> [EXERCISE GOAL]
Among the entries that follow, find every line with the word "Labels" and list it.

> [DATA PROVIDED]
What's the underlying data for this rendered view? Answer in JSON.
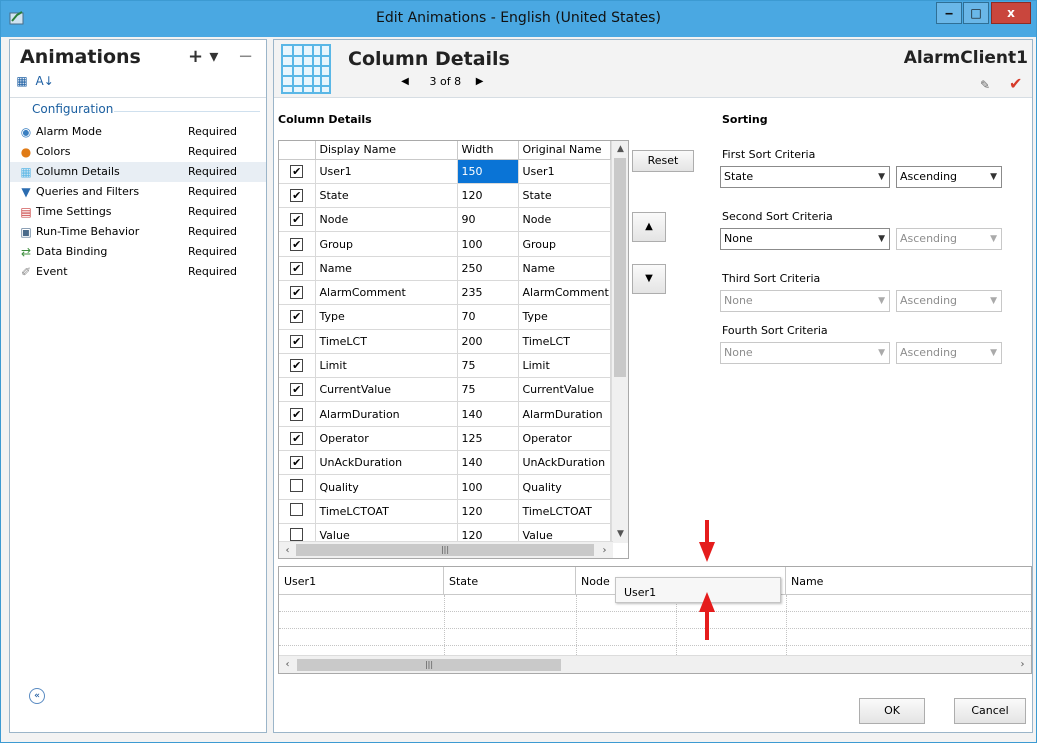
{
  "window": {
    "title": "Edit Animations - English (United States)",
    "controls": {
      "minimize": "‒",
      "maximize": "□",
      "close": "x"
    }
  },
  "left_pane": {
    "title": "Animations",
    "add_label": "+ ▾",
    "remove_label": "−",
    "group_label": "Configuration",
    "items": [
      {
        "name": "Alarm Mode",
        "status": "Required",
        "icon": "alarm-mode-icon",
        "color": "#3a7fc1"
      },
      {
        "name": "Colors",
        "status": "Required",
        "icon": "colors-icon",
        "color": "#e07b16"
      },
      {
        "name": "Column Details",
        "status": "Required",
        "icon": "column-details-icon",
        "color": "#5ab7e6"
      },
      {
        "name": "Queries and Filters",
        "status": "Required",
        "icon": "filter-icon",
        "color": "#2b6cb0"
      },
      {
        "name": "Time Settings",
        "status": "Required",
        "icon": "time-settings-icon",
        "color": "#c83a3a"
      },
      {
        "name": "Run-Time Behavior",
        "status": "Required",
        "icon": "runtime-behavior-icon",
        "color": "#4a6a8a"
      },
      {
        "name": "Data Binding",
        "status": "Required",
        "icon": "data-binding-icon",
        "color": "#3f8f3f"
      },
      {
        "name": "Event",
        "status": "Required",
        "icon": "event-icon",
        "color": "#8a8a8a"
      }
    ],
    "selected_index": 2
  },
  "header": {
    "title": "Column Details",
    "pager": "3 of 8",
    "client_name": "AlarmClient1"
  },
  "column_details": {
    "section_title": "Column Details",
    "headers": {
      "display": "Display Name",
      "width": "Width",
      "original": "Original Name"
    },
    "rows": [
      {
        "checked": true,
        "display": "User1",
        "width": "150",
        "original": "User1",
        "selected": true
      },
      {
        "checked": true,
        "display": "State",
        "width": "120",
        "original": "State"
      },
      {
        "checked": true,
        "display": "Node",
        "width": "90",
        "original": "Node"
      },
      {
        "checked": true,
        "display": "Group",
        "width": "100",
        "original": "Group"
      },
      {
        "checked": true,
        "display": "Name",
        "width": "250",
        "original": "Name"
      },
      {
        "checked": true,
        "display": "AlarmComment",
        "width": "235",
        "original": "AlarmComment"
      },
      {
        "checked": true,
        "display": "Type",
        "width": "70",
        "original": "Type"
      },
      {
        "checked": true,
        "display": "TimeLCT",
        "width": "200",
        "original": "TimeLCT"
      },
      {
        "checked": true,
        "display": "Limit",
        "width": "75",
        "original": "Limit"
      },
      {
        "checked": true,
        "display": "CurrentValue",
        "width": "75",
        "original": "CurrentValue"
      },
      {
        "checked": true,
        "display": "AlarmDuration",
        "width": "140",
        "original": "AlarmDuration"
      },
      {
        "checked": true,
        "display": "Operator",
        "width": "125",
        "original": "Operator"
      },
      {
        "checked": true,
        "display": "UnAckDuration",
        "width": "140",
        "original": "UnAckDuration"
      },
      {
        "checked": false,
        "display": "Quality",
        "width": "100",
        "original": "Quality"
      },
      {
        "checked": false,
        "display": "TimeLCTOAT",
        "width": "120",
        "original": "TimeLCTOAT"
      },
      {
        "checked": false,
        "display": "Value",
        "width": "120",
        "original": "Value"
      }
    ],
    "reset_label": "Reset",
    "move_up_label": "▲",
    "move_down_label": "▼"
  },
  "sorting": {
    "title": "Sorting",
    "criteria": [
      {
        "label": "First Sort Criteria",
        "field": "State",
        "order": "Ascending",
        "enabled": true,
        "order_enabled": true
      },
      {
        "label": "Second Sort Criteria",
        "field": "None",
        "order": "Ascending",
        "enabled": true,
        "order_enabled": false
      },
      {
        "label": "Third Sort Criteria",
        "field": "None",
        "order": "Ascending",
        "enabled": false,
        "order_enabled": false
      },
      {
        "label": "Fourth Sort Criteria",
        "field": "None",
        "order": "Ascending",
        "enabled": false,
        "order_enabled": false
      }
    ]
  },
  "preview": {
    "columns": [
      "User1",
      "State",
      "Node",
      "Name"
    ],
    "drag_ghost": "User1"
  },
  "footer": {
    "ok_label": "OK",
    "cancel_label": "Cancel"
  },
  "colors": {
    "title_bar": "#4aa8e2",
    "selection": "#0a74d6",
    "annotation_arrow": "#e51c1c"
  }
}
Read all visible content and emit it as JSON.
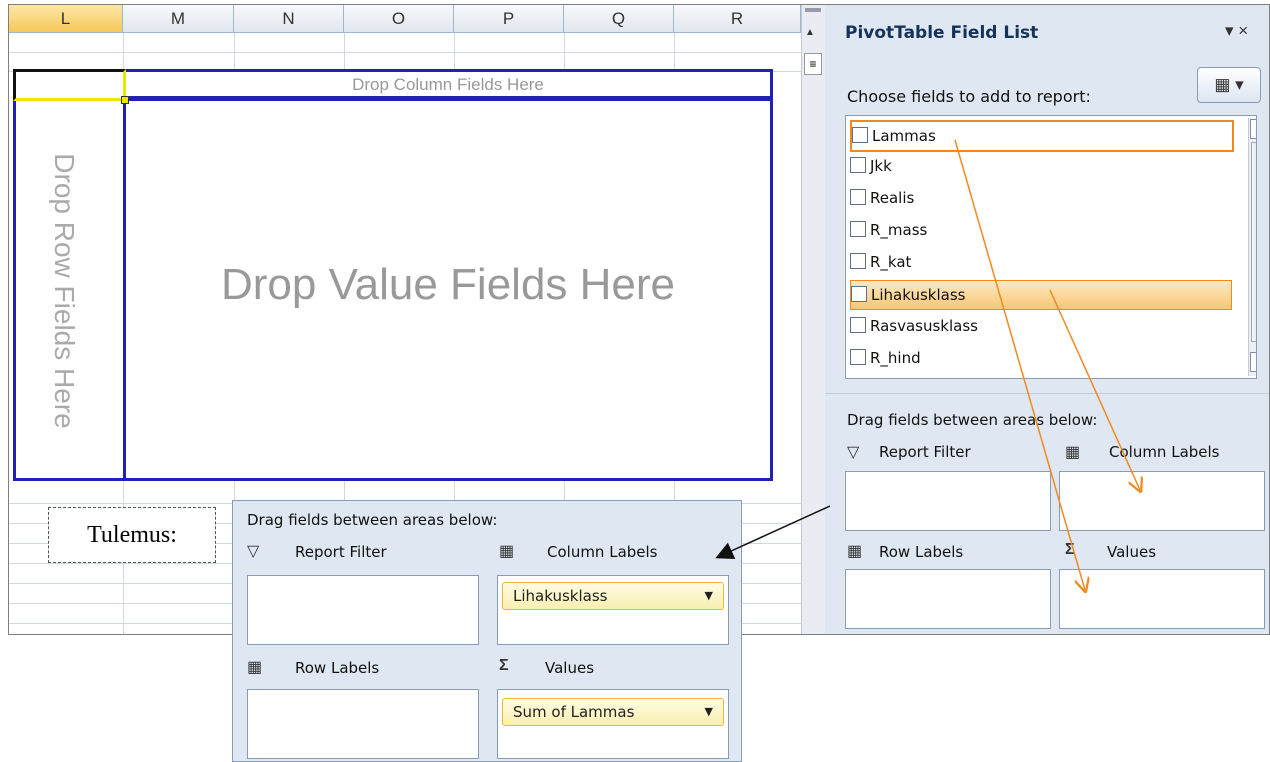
{
  "columns": [
    "L",
    "M",
    "N",
    "O",
    "P",
    "Q",
    "R"
  ],
  "pivot": {
    "column_drop": "Drop Column Fields Here",
    "row_drop": "Drop Row Fields Here",
    "value_drop": "Drop Value Fields Here"
  },
  "panel": {
    "title": "PivotTable Field List",
    "controls": "▾ ×",
    "choose_label": "Choose fields to add to report:",
    "fields": [
      "Lammas",
      "Jkk",
      "Realis",
      "R_mass",
      "R_kat",
      "Lihakusklass",
      "Rasvasusklass",
      "R_hind"
    ],
    "drag_label": "Drag fields between areas below:",
    "areas": {
      "report_filter": "Report Filter",
      "column_labels": "Column Labels",
      "row_labels": "Row Labels",
      "values": "Values"
    }
  },
  "result": {
    "label": "Tulemus:",
    "drag_label": "Drag fields between areas below:",
    "report_filter": "Report Filter",
    "column_labels": "Column Labels",
    "row_labels": "Row Labels",
    "values": "Values",
    "column_chip": "Lihakusklass",
    "value_chip": "Sum of Lammas"
  },
  "colors": {
    "pivot_border": "#1f22b5",
    "highlight": "#f08a20",
    "panel_bg": "#dfe7f2"
  }
}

> [EXPECTED ANSWER]
      "column_labels": "Column Labels",
      "row_labels": "Row Labels",
    "column_labels": "Column Labels",
    "row_labels": "Row Labels",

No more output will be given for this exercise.